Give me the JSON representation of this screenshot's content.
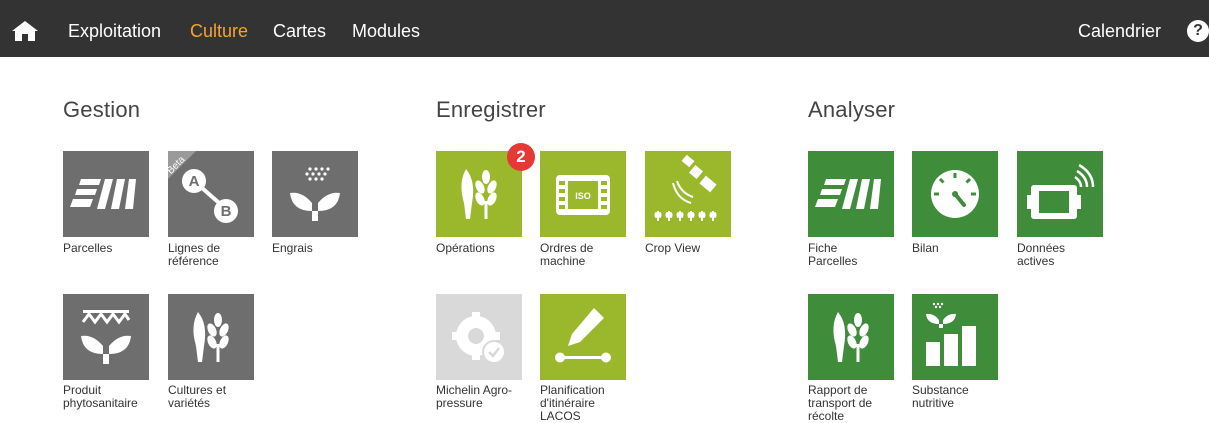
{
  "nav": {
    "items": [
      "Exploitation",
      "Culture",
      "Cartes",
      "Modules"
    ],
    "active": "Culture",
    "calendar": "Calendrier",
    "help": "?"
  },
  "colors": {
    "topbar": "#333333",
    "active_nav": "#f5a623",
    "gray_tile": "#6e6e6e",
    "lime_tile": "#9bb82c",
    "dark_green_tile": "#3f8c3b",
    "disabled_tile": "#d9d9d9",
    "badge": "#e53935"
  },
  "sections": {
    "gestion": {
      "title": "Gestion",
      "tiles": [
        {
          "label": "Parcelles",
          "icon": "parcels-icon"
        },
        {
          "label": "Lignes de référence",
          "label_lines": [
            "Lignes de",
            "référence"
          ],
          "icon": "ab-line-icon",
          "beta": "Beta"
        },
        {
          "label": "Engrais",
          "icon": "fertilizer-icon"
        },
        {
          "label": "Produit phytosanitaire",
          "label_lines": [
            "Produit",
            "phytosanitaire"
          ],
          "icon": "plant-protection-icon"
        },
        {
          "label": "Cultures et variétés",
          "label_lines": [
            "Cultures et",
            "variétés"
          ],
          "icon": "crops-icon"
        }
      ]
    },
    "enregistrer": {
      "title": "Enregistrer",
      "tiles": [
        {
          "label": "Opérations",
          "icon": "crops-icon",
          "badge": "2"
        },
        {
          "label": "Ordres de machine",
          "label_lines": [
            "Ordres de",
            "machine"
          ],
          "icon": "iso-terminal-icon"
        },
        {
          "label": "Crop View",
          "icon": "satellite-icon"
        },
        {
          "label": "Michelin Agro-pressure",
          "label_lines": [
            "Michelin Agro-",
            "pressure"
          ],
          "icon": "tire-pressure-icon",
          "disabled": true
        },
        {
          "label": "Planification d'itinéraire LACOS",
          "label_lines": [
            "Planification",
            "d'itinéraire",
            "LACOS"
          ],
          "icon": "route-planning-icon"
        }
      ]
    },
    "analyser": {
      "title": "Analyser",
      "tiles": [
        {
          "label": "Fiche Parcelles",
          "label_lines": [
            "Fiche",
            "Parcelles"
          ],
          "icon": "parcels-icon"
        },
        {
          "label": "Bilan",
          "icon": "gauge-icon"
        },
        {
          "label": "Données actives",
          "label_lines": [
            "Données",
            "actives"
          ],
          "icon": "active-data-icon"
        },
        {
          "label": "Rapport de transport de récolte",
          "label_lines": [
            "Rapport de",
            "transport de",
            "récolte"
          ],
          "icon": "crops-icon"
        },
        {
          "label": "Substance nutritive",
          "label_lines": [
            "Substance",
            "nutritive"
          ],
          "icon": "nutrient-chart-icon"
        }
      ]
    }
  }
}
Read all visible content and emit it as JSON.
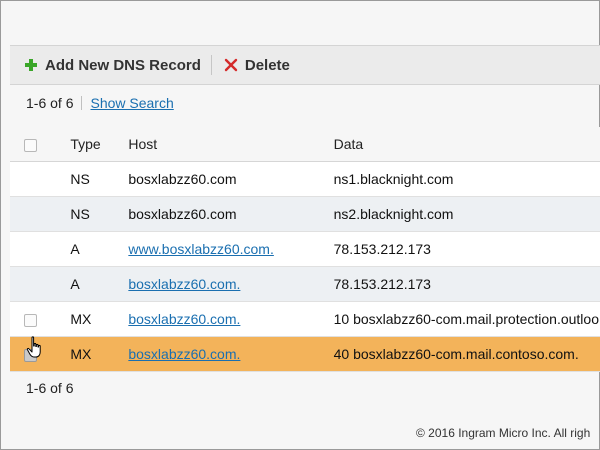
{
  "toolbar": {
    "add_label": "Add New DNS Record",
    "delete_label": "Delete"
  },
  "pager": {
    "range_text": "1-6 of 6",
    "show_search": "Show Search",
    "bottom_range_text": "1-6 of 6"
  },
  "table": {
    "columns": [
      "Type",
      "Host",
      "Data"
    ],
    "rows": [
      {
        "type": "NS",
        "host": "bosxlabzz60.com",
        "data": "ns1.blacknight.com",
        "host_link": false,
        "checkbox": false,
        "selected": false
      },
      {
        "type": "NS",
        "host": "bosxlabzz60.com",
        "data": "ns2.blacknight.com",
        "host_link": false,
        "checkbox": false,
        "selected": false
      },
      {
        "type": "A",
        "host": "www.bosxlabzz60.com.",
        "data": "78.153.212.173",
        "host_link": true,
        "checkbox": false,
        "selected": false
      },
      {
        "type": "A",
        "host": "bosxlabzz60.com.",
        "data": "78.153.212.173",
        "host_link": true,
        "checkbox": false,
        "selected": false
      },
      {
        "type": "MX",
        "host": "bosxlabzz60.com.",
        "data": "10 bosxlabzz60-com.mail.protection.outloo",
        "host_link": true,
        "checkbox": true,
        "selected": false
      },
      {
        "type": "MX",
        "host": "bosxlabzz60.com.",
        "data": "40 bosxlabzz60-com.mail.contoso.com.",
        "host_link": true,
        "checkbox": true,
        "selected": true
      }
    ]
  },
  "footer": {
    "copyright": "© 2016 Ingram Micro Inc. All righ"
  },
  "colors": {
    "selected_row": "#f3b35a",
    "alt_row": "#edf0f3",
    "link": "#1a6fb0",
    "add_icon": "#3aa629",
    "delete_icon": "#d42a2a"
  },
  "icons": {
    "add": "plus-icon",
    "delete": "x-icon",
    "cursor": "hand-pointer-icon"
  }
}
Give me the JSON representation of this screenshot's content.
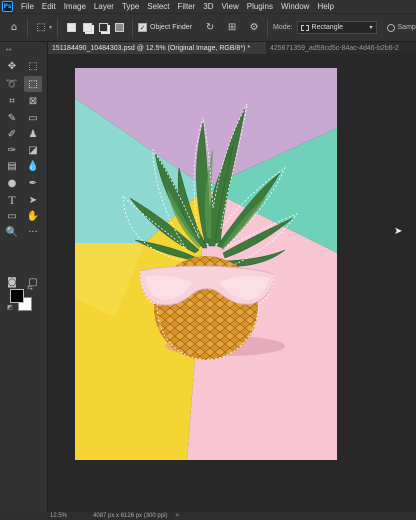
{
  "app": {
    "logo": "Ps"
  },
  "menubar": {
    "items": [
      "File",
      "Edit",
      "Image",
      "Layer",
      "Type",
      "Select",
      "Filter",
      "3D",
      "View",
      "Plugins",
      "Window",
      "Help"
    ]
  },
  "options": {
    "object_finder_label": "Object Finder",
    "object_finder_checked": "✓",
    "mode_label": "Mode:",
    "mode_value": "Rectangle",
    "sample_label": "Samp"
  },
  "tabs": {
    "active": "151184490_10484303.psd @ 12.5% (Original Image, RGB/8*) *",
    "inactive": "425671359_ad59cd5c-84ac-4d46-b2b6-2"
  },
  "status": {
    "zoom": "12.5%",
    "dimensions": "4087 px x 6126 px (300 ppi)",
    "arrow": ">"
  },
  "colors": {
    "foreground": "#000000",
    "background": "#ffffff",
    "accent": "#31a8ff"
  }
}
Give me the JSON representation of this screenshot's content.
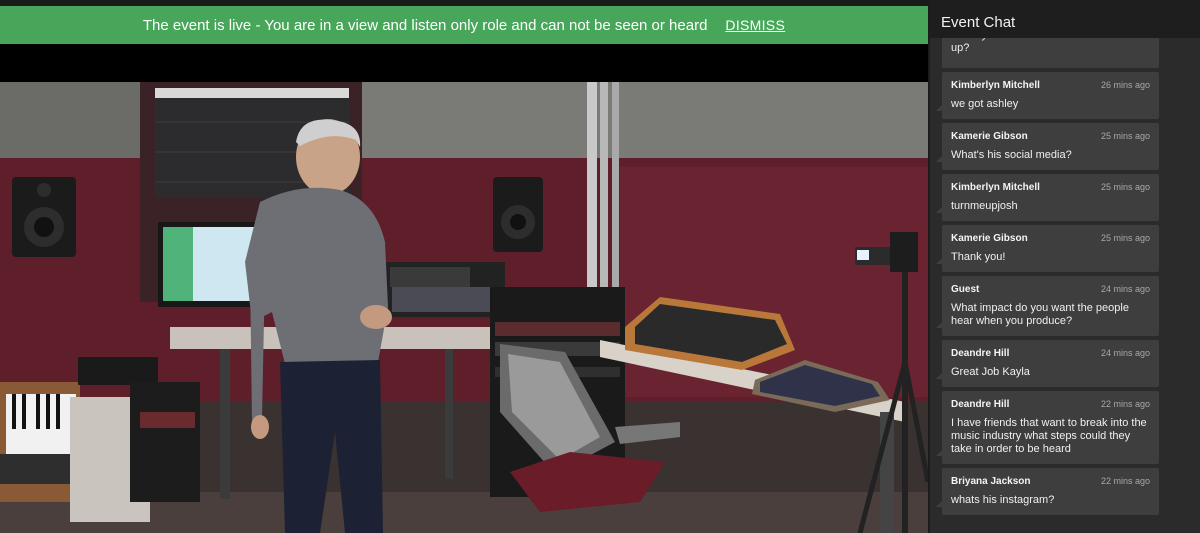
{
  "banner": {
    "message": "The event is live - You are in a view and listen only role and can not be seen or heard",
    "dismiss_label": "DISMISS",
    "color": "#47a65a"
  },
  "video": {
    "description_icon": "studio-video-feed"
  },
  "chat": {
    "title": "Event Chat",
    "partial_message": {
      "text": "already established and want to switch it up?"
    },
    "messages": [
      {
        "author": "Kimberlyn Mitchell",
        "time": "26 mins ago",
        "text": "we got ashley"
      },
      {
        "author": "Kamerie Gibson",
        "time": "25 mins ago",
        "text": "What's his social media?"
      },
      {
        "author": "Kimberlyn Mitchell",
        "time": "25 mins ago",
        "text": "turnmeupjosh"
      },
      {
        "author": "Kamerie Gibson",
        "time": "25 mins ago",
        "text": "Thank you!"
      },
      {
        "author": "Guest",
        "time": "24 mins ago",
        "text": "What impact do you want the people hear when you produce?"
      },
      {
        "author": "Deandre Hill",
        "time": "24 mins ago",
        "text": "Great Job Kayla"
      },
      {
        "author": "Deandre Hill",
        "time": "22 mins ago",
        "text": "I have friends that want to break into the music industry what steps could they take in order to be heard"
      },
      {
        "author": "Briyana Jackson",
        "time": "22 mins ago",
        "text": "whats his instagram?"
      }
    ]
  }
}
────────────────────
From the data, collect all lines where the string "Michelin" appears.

Written solution —
          "label": "Michelin Agro-pressure",
            "Michelin Agro-",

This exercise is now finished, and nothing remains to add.